Sofia Coppola stuns the Cannes crowd with an intoxicating film about repressed female sexuality.
A sense of yearning runs through Sofia Coppola’s The Beguiled. This yearning is buttoned up in high-necked dresses and sublimated beneath feminine good manners. What gives it away are hungry eyes, magnetised bodies and the measures eventually taken to stem the powers of its hunky source. The implication is, left to run its course, this yearning could destroy the world.
The world in question is Miss Martha Farnsworth’s School for Girls. We’re in the sun-dappled state of Virginia. It’s 1864, three years into the American Civil War. Behind locked gates, in a beautiful, white-pillared building, five schoolgirls – including seductress-in-the-making Alicia (Elle Fanning) – are taught French, sewing, music and other ladylike pursuits by exacting headmistress, Martha (Nicole Kidman) and her assistant, Edwina (Kirsten Dunst).
Save for passing Confederate patrols, the school is a bubble from the patriarchal outside world. Its residents are trapped on a treadmill of lessons, chores and the maintenance of pre-war disciplines. Into this microcosm of feminine civilisations comes enemy soldier, Corporal John McBurney (Colin Farrell). Brought in after the youngest girl, Emily (Emma Howard), finds him wounded in the woods, the Corporal initially thinks he’s been delivered to the promised land. Especially after Martha violates the protocol of reporting his existence to the Confederates, claiming the “good, Christian” thing would be to let him recover first.Read our exclusive interview with director Sofia Coppola
A scene shortly after betrays more sensual urges. The camera drinks in Farrell’s naked torso. His body is tanned and flecked with brown hairs. Kidman – pale and delicate – alternates between staring at him and washing him down. She wets her cloth, wrings it out, and slowly pats down the male form before her. She is appreciative to the point of shock, which conveys just how long it’s been since she saw a man like this. As she progresses to his upper leg, a gasp slips out. Farrell’s knowing eyes bask in his power.
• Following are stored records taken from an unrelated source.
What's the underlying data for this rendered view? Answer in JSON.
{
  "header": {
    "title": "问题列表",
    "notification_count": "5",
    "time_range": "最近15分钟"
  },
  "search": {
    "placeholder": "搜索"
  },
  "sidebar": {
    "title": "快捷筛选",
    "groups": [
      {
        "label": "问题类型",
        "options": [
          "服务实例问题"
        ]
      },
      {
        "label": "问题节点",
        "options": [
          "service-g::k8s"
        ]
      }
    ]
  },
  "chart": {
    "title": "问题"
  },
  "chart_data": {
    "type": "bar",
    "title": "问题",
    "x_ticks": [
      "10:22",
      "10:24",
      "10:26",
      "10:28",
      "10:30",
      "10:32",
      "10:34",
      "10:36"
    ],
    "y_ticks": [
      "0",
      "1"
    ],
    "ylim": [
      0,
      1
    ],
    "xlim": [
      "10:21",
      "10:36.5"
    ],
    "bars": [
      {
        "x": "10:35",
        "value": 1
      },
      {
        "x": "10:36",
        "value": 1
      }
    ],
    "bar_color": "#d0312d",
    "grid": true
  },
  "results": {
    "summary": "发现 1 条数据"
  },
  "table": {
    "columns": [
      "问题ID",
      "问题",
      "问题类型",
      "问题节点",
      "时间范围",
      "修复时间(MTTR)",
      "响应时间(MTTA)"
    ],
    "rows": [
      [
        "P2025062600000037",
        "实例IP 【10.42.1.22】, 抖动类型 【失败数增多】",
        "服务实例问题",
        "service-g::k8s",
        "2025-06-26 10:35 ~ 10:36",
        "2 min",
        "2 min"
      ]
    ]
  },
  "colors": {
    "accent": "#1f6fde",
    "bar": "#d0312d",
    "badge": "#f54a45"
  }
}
Coppola’s achievement here is the creation of a tone that is perfectly poised between straight-laced good behaviour and the sexual impulses throbbing beneath. That, more or less, is the film. Coppola has decluttered Thomas Culinan’s 1966 source novel, and cut the character of a black female slave, in order to brew an atmosphere defined by sex rather than politics. Visually speaking, every frame is intoxicating, with a palette of rich creams and deep browns (the girls’ skin tone versus John’s).
Just as in The Virgin Suicides, feminine clothes are fetishised, adding life to this barren place. With laces, satins and corsets, costume designer Stacey Battat shows that these women are bound by the uniform of femininity, just as they are trapped in this life. Amidst images of peachy faces in long dresses, cinematographer Philippe Le Sourd provides routine depictions of the school and its grounds. By returning repeatedly to light shafts falling on trees at different times of day, and mist puffs enveloping the frame, he evokes a daily life defined by stoical routines.
The introduction of a rugged man immediately becomes the thrilling centre around which every day pivots. Unlike in Don Siegel’s enjoyable but overwrought 1971 adaptation, characters are stripped back here. Kirsten Dunst is extremely moving as a repressed woman whose lust is more than she can bear. She looks at John like a woman imprisoned behind glass ogling a feast she’s ashamed of wanting. Kidman is fantastic at very nearly camouflaging her urges. Martha always has a convincing explanation for increasingly dramatic decisions, and delivers her lines with detached authority.
Elle Fanning has a riot with the comparably brazen Alicia, delivering overripe looks with relish and pizzazz. Indeed, The Beguiled is frequently a hoot, as the contrast between what the women say and what they mean reaches a fever pitch. A dinner table scene builds and builds in the secret but transparent code of women peacocking for The Corporal’s attention but while talking about dresses and apple pie. The film is most invested in the dynamic between the women, but humour comes from seeing through the wounded guest’s eyes an absurd comedy of manners, and noting his desperation as the women he thought he had hypnotised prove more lawless than he had imagined.
This is Coppola’s funniest film to date, and also her straightest historic film to date (Marie Antoinette’s colour scheme was pure pop). Still, it is very much a work by a maestro of heady melancholy. Beneath the exquisitely rendered visual and atmospheric gild is a passionate and brilliantly observed lament for female sexuality left to go to seed.
Sofia Coppola’s opulent period drama explores female self-empowerment in a man’s world.
The writer/director tells us how she toyed with gender politics and screen hunks for her new film, The Beguiled.